Turkey considers Russian Su-57, Chinese J-31 jets to replace F-35s - Yeni Şafak
Turkey’s security bureaucracy already has alternative plans in case the United States halts the delivery of the F-35 jets over Ankara’s decision to buy S-400 missile systems and has been considering Russian Su-57 or Chinese J-31 stealth fighters as possible options, pro-government Yeni Şafak daily said on Sunday.
As a last move of Washington’s increased pressure on Ankara to cancel the S-400 deal with Moscow, the Acting U.S. Secretary of Defense Patrick Shanahan sent a letter to Turkish Defence Minister Hulusi Akar on Thursday detailing how Turkey’s participation in the F-35 program will be all but suspended as of July 31, unless Turkey withdraws from its planned purchase of Russian defence systems.
In April, the United States froze a joint F-35 manufacturing program with Turkey, which produces 6-7 percent of the parts for the fighter jets, while there is a bipartisan support in U.S. Congress to halt the delivery of 100 F-35 jets Turkey plans to buy from the United States, in case Ankara goes ahead with S-400 acquisition plans.
CNBC reported last month that Washington had told Ankara to decide by early June to either cancel its acquisition of Russia’s S-400 missile systems and buy U.S.-made Patriots or risk expulsion from an advanced U.S. fighter jet program, U.S. sanctions and possible blowback from NATO.
According to Yeni Şafak, the Pentagon made its last move by sending the letter on Thursday, a day before the end of the deadline set for June 7.
Ankara prioritises S-400s over F-35 fighter jets as the missile systems are seen as an urgent need due to regional tensions, the daily said.
“The B, C, D plans are ready in case the F-35 project goes to the dump after S-400 purchase,” Yeni Şafak said. Turkey will sustain its air force by increasing the maintenance of existing aircrafts, while it will escalate efforts to produce its own jets, according to the pro-government newspaper.
“To sit at the table with Russia for the acquisition of military aircraft is among the options. The security bureaucracy is also exploring Chinese J-31s, along with Russian Su-57s,” it said, adding that those options were also more cost-effective compared to F35s.

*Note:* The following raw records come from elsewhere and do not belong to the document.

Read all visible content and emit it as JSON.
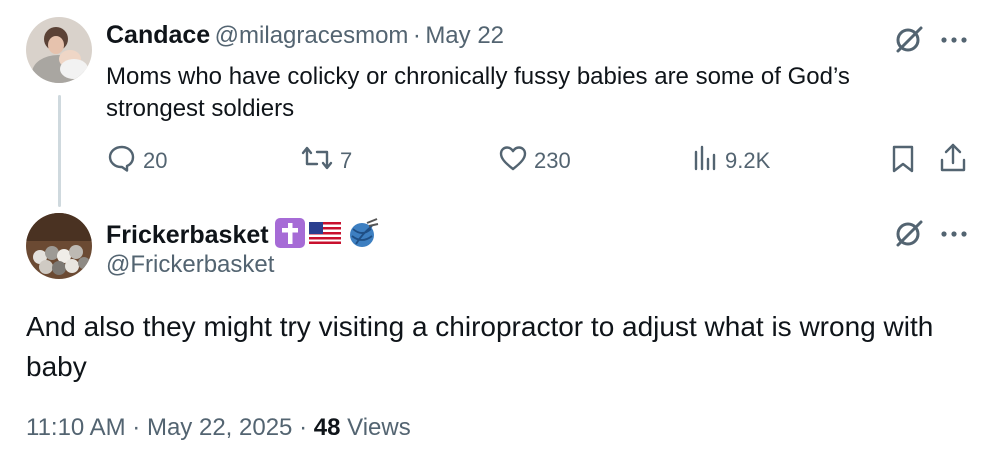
{
  "original_tweet": {
    "author_name": "Candace",
    "author_handle": "@milagracesmom",
    "separator": "·",
    "date": "May 22",
    "text": "Moms who have colicky or chronically fussy babies are some of God’s strongest soldiers",
    "actions": {
      "replies": "20",
      "reposts": "7",
      "likes": "230",
      "views": "9.2K"
    }
  },
  "reply_tweet": {
    "author_name": "Frickerbasket",
    "author_handle": "@Frickerbasket",
    "text": "And also they might try visiting a chiropractor to adjust what is wrong with baby",
    "time": "11:10 AM",
    "separator": "·",
    "date": "May 22, 2025",
    "separator2": "·",
    "views_count": "48",
    "views_label": "Views"
  },
  "colors": {
    "muted": "#536471",
    "text": "#0f1419",
    "thread_line": "#cfd9de",
    "cross_badge": "#a66bd6"
  },
  "icons": [
    "grok-icon",
    "more-icon",
    "reply-icon",
    "repost-icon",
    "like-icon",
    "views-icon",
    "bookmark-icon",
    "share-icon",
    "cross-emoji-icon",
    "us-flag-icon",
    "yarn-emoji-icon"
  ]
}
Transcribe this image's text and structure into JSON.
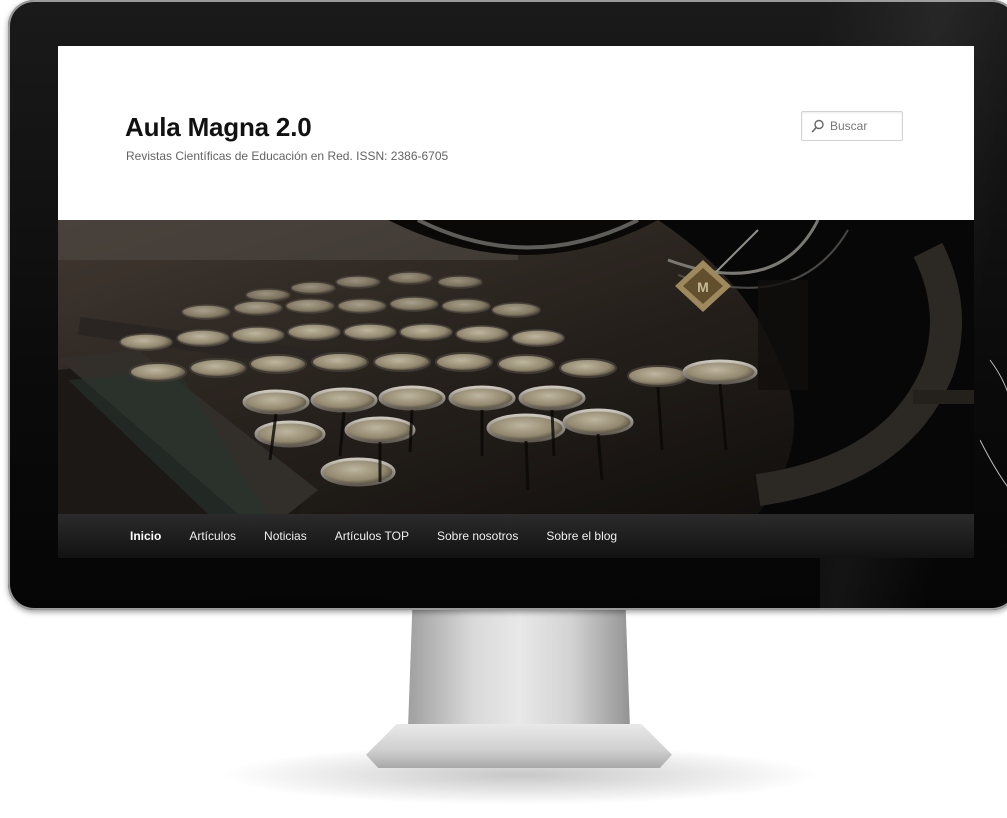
{
  "site": {
    "title": "Aula Magna 2.0",
    "tagline": "Revistas Científicas de Educación en Red. ISSN: 2386-6705"
  },
  "search": {
    "placeholder": "Buscar"
  },
  "nav": {
    "items": [
      {
        "label": "Inicio",
        "active": true
      },
      {
        "label": "Artículos",
        "active": false
      },
      {
        "label": "Noticias",
        "active": false
      },
      {
        "label": "Artículos TOP",
        "active": false
      },
      {
        "label": "Sobre nosotros",
        "active": false
      },
      {
        "label": "Sobre el blog",
        "active": false
      }
    ]
  },
  "hero": {
    "image": "vintage-typewriter-keys-photo"
  },
  "colors": {
    "nav_bg": "#1c1c1c",
    "title": "#111111",
    "tagline": "#636363",
    "bezel": "#0b0b0b"
  }
}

“Ankara already thinks that even if F-35s are delivered, they will create serious security risks for Turkey as they are directly commanded by the United States. Therefore, nobody regrets ‘losing’ F-35s,” the daily said.
Mehmet Barlas, a columnist of the pro-government daily Sabah, on Sunday also suggested immediately ordering Russian jets, without waiting for U.S. sanctions that can be imposed under the Countering America's Adversaries Through Sanctions Act (CAATSA).
Tyler Rogoway and Joseph Trevithick said in an article they penned for The Drive automotive website last month that Moscow had stated it had been ready to work with Turkey on the export and production of their Su-57 advanced fighter jet to fill the void of the U.S.-produced F-35s.
Turkish Foreign Minister Mevlüt Çavuşoğlu said in April that Turkey could buy aircrafts elsewhere, when asked about Ankara’s possible expulsion from the F-35 programme.
“There are (Russian) Su-34, Su-57 and others. I will absolutely meet my needs from somewhere until I can produce it myself,” Çavuşoğlu said.